## [GOAL OF THE EXERCISE]
Within the entries below, every line containing "form" is to be copied.
===== SUPPLIED DATA
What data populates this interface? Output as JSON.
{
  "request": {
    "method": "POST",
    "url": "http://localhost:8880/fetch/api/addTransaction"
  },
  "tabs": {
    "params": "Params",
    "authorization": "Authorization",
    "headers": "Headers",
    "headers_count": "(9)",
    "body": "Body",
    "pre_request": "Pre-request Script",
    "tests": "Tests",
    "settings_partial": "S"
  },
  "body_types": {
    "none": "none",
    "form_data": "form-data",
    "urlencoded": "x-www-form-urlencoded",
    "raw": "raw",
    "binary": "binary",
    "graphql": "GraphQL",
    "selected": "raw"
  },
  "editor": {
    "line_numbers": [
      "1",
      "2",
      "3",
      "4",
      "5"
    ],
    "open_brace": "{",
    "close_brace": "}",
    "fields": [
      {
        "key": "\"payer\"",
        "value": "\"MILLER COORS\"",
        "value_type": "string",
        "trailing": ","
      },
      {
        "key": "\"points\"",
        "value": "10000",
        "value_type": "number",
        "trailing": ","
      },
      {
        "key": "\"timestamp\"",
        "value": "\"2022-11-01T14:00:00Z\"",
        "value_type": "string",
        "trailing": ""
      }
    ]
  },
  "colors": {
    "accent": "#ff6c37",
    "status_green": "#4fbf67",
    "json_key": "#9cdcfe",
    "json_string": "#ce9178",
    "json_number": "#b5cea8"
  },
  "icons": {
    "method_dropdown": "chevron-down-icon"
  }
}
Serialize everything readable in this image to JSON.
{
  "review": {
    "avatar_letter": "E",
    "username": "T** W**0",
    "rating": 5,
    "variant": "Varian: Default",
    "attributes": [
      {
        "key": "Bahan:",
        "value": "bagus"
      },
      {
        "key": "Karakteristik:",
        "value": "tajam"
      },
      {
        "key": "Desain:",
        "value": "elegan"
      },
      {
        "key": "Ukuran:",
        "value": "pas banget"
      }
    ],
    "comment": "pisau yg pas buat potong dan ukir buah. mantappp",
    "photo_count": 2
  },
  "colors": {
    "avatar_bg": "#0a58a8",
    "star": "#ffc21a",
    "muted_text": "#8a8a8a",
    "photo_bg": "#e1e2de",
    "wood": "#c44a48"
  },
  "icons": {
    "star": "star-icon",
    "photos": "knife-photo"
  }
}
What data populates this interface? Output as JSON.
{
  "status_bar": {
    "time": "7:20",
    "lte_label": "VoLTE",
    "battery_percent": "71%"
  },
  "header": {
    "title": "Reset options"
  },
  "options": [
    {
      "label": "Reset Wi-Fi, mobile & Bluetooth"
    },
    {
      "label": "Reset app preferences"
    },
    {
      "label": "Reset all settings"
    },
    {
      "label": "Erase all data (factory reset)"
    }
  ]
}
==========
## [RESULT BELOW]
    "form_data": "form-data",
    "urlencoded": "x-www-form-urlencoded",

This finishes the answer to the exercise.